His UML degree opened the door to a career that has brought both challenges and satisfaction
By By Marlon Pitter
In the hunt for his first job after getting his bachelor’s degree in civil engineering, Wayne Jalbert ’85 knew he did not want a desk job.
He interviewed for a civil engineering position with Hancock Associates, a surveying and civil engineering firm serving communities in northeastern Massachusetts. However, Jalbert’s mind was set on land surveying, so after the interview, he wrote to the hiring manager to express his interest in a surveying job.
“Thank you for the interview as a civil engineer,” he recalls writing. “While I’m young and I love the outdoors, I’d like to pursue land surveying.”
Months later, Jalbert received a phone call from Hancock Associates informing him of a land surveying position. He got the job and never looked back.
“I couldn’t believe what I was making at the time,” says Jalbert. “I took the job for $7 an hour, and lo and behold, I’ve been at this company ever since.”
In the 36 years since he joined the firm, Jalbert has gotten his hands dirty in a plethora of construction projects. As a professional land surveyor, he has been involved at the outset for many new buildings and renovations around New England.
Over the years, Hancock has grown, expanding its reach in Massachusetts and into Connecticut, Rhode Island and New Hampshire.

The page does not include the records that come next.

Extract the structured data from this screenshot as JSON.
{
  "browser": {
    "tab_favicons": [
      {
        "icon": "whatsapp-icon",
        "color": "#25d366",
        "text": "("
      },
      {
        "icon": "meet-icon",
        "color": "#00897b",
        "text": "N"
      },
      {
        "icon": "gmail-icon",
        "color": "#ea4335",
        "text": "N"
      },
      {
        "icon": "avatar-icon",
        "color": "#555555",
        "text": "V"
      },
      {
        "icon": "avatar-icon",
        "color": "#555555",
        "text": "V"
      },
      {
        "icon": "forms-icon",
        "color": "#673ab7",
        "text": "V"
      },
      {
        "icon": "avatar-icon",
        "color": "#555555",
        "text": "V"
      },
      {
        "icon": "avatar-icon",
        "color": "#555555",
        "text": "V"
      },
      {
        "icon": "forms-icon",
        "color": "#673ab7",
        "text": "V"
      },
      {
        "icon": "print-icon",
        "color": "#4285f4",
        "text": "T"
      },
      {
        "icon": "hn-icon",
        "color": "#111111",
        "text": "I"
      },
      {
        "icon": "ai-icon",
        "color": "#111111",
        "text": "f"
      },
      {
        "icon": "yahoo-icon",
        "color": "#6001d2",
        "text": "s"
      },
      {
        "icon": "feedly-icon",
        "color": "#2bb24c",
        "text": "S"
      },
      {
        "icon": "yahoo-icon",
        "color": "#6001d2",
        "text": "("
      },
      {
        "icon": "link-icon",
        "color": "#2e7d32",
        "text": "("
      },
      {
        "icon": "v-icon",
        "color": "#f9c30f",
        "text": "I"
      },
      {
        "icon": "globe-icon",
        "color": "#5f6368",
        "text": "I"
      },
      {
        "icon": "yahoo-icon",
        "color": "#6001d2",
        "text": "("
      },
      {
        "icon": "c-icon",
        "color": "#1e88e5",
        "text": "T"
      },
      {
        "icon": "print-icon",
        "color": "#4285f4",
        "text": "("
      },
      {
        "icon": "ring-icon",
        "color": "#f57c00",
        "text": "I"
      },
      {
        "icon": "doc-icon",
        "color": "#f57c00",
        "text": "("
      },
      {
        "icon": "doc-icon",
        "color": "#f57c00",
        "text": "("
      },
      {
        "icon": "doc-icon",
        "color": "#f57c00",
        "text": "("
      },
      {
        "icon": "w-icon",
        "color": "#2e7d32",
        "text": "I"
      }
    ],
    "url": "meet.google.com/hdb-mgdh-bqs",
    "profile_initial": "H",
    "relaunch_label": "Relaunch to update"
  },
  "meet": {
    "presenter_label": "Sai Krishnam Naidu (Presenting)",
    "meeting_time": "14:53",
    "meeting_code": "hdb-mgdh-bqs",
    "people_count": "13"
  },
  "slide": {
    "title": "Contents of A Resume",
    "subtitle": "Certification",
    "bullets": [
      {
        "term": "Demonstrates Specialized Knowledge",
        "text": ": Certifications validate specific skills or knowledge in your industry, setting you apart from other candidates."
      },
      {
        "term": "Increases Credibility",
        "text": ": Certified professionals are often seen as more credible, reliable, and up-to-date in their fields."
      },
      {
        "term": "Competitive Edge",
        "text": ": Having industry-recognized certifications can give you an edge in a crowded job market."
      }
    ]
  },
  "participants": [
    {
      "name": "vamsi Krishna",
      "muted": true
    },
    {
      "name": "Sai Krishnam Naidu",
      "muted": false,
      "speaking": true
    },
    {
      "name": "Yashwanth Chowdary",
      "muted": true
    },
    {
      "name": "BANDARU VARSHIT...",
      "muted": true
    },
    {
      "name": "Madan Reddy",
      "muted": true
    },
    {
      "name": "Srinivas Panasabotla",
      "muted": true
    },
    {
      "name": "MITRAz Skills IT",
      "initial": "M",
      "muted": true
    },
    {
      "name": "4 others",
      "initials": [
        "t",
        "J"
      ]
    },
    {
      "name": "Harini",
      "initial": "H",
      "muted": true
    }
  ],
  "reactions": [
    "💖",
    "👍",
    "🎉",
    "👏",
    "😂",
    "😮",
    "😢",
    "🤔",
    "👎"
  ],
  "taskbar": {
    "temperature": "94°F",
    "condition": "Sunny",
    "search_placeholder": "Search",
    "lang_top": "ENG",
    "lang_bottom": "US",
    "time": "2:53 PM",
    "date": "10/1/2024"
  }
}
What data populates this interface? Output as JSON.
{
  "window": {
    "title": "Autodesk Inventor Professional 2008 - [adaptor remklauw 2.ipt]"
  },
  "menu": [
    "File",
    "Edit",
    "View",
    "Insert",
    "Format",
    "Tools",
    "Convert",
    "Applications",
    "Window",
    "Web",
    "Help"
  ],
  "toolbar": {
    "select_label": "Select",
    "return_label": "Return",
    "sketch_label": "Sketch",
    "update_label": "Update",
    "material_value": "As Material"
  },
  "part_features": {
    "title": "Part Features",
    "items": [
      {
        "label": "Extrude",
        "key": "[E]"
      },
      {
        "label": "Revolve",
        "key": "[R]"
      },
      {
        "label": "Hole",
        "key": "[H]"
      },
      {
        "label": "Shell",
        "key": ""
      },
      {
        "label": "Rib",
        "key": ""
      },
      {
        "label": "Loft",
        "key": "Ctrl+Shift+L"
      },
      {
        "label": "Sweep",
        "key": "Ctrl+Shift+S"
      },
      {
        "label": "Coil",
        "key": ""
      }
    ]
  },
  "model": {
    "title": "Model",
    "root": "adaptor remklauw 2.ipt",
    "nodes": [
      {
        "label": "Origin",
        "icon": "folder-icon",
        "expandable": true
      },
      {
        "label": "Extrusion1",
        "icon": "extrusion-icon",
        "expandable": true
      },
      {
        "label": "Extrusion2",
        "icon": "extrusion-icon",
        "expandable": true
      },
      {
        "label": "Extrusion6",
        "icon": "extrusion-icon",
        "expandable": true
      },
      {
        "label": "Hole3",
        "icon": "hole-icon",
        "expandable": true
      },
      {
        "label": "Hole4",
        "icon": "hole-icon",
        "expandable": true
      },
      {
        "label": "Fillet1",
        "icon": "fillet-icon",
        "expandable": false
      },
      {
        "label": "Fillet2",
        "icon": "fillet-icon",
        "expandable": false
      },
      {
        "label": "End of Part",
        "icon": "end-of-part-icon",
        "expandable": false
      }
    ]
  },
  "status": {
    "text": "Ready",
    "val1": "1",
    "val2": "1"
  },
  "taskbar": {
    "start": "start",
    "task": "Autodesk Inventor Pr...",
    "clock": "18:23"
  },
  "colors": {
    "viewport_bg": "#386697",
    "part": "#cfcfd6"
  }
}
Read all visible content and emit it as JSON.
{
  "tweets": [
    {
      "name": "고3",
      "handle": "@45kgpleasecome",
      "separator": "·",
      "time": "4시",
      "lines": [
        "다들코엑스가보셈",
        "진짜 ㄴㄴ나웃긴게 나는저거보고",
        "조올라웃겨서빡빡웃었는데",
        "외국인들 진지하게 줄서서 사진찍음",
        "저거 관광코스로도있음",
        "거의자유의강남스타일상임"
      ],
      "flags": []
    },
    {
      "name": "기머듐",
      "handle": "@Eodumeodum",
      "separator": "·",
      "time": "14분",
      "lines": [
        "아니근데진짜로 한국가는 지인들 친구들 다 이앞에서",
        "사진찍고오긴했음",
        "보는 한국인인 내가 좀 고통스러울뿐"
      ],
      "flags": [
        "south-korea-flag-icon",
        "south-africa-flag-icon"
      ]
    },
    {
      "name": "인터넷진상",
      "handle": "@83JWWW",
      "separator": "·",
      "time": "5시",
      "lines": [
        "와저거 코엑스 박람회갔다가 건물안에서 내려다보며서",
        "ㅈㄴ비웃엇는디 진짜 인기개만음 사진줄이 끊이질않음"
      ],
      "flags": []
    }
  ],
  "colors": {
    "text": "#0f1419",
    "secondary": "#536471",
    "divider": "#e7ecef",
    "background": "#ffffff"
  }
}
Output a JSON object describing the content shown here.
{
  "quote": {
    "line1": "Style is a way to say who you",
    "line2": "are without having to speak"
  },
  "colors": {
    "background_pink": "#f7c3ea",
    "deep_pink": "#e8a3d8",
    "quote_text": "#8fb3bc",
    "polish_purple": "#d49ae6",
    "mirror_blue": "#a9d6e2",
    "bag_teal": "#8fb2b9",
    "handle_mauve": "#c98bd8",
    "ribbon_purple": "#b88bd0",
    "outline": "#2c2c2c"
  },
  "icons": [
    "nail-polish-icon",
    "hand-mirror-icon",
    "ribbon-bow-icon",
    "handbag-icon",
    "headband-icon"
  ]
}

Throughout that growth, Jalbert’s career has advanced. He is now the company’s president and survey division manager. In that role, he leads a team of surveyors and engineers, primarily in providing development design for new construction of “structures of all different types.”
Looking back on his time at UMass Lowell, Jalbert credits Herman J. Shea and Don Leitch as influential professors. He says the variety of coursework in electrical and mechanical engineering, computer science and other classes prepared him well for the construction industry.
His degree opened the door to a career that has brought both challenges and satisfaction. There is no instant gratification in the construction industry—projects can take months, if not years—but it is satisfying to see them go from start to finish, Jalbert says.
Over the years, Jalbert has worked on renovations at all of his alma maters—his elementary school, high school and college—and names UML’s University Crossing as one of his favorite projects.
“What’s most rewarding is being able to see the fruits of our labor,” he says. “We’re one of the professions that sees every project through from the dream in our client’s head.”
Two of the most important things Jalbert has built while climbing the corporate ladder may be Hancock’s size and legacy. Since becoming president of the company in 2016, he has doubled the size of the business through hiring and acquisitions.
“My focus has been to slowly grow the company,” he says. “Slow growth seems to be the way to go in this industry. I’m perpetuating that. It’s going really well, so we’ll be here for a while.”
Over the years, Jalbert has worked with Frank Hancock, the founder and namesake of the company, as well as co-founder Don Desmond. As he looks to the future and plans for his own eventual retirement, he feels comfortable with the direction of the company.
“I have people who will eventually buy me out and will perpetuate the business, keeping Frank Hancock’s name on [it],” he says. “It’s sort of the mantle I hold, to perpetuate the business beyond me.”
“We have a robust co-op program with UMass Lowell, and I am continually blown away by the quality of our co-op students.” -Wayne JalbertJalbert continues to maintain strong ties with UMass Lowell. He serves on the Civil and Environmental Engineering Industrial Advisory Board and sees his role as helping to ensure the university continues to prepare students with the skills they need for the workforce, just as it did for him.
“My focus in being on the advisory board is to make sure they maintain geomatics and AutoCAD as part of the core curriculum,” he says. “It was so important to me, and it’s so important to the engineering industry. Civil engineers can’t function without surveyors doing geomatics and using AutoCAD software.”
Additionally, when Jalbert meets UMass Lowell students working for Hancock Associates during their professional co-ops, where students apply what they’ve learned in the classroom to real-world engineering environments, he remains impressed year after year.
“We have a robust co-op program with UMass Lowell, and I am continually blown away by the quality of our co-op students,” he says. “I wish I could hire more.”
Looking back on his education and his career, Jalbert has no regrets with the decisions he has made.
“I owe my career to UMass Lowell,” he says. “I picked the right school, and I would not have changed a thing.”